And while the value of a 2015 S-92 dropped from $17 million to $11 million in the last six months of 2020, that is still almost double the price of a comparable Airbus Super Puma class (H225, EC-225, AS322), an aircraft trapped in a reputational rotorwash following a series of fatal crashes and a worldwide 2016 fleet grounding that lasted five months. 

Airbus’s own 2017 survey found that 62 percent of respondents would not fly the Supa Puma and the North Sea offshore oil workers union, Unite, gathered 10,000 signatures in support of permanently grounding the helicopter. Over the last several years, Airbus has settled a good chunk of the attendant civil litigation spawned from accidents, the grounding, and resultant and rapid depreciation. The company has also worked hard with banks, lessors, and operators to repurpose the aircraft from passenger missions into government contracts, and heavy lift and cargo operations. These efforts have met with some success. In February, leasing company Milestone announced a deal to place 11 H225s with Air Center Helicopters, Inc. (ACHI) to be used for U.S. government seaborne replenishment and transport contracts. In 2018, Airbus began deliveries of 21 repurposed H225s to the Ukrainian National Guard. 
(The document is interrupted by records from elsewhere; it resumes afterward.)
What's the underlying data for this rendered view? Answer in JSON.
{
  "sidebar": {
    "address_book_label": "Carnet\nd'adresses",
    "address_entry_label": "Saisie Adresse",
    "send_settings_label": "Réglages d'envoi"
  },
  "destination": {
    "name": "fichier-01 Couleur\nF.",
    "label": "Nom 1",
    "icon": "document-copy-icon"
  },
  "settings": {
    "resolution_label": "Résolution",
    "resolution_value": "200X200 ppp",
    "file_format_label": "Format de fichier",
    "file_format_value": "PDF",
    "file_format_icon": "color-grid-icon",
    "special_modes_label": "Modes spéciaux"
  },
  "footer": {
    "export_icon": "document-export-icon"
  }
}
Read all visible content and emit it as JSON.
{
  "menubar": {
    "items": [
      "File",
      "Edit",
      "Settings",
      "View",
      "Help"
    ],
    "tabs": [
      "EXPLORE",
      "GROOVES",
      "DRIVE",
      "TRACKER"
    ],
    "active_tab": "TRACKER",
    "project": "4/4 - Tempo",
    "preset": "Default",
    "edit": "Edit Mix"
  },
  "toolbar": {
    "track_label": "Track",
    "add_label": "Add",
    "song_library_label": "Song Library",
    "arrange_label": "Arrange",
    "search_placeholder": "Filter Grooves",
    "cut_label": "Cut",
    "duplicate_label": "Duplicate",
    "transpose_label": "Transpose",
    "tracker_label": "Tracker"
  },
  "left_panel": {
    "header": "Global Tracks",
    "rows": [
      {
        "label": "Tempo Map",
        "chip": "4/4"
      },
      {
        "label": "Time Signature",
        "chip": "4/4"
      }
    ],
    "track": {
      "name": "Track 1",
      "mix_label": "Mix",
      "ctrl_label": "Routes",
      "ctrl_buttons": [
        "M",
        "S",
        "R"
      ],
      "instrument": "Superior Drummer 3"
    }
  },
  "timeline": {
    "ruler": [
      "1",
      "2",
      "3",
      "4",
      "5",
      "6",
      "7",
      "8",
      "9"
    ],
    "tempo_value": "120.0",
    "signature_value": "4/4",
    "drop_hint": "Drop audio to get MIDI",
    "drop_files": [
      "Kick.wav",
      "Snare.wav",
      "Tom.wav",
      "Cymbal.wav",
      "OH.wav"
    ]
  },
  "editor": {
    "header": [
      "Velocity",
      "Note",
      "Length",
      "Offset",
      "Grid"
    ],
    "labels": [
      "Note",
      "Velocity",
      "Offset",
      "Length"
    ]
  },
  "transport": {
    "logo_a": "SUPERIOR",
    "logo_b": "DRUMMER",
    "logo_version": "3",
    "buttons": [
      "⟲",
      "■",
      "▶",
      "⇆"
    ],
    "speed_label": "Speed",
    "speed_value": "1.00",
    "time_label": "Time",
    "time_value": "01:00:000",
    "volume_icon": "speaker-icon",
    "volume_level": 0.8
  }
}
The repurposing efforts appear to be breathing life into a model that was all but dead. The resale value of 2015 EC-22LP, which sold for $21.5 million new, had plunged to $3.5 million by the middle of 2020 but has since rebounded to $6.5 million. 

Still, despite these yeoman efforts to restore value to heavy twins, customers remain far from enthusiastic when it comes to acquiring new examples. Customers booked orders for just four new H225s last year, and Airbus shelved plans for a modern heavy twin, the X6, in 2018 after concluding the market was “not sustainable.” Sikorsky sales of new S-92s are likewise lackluster, but the company is continuing plans to offer its S-92B, a modernized derivative with improvements including larger cabin windows, beginning in 2025.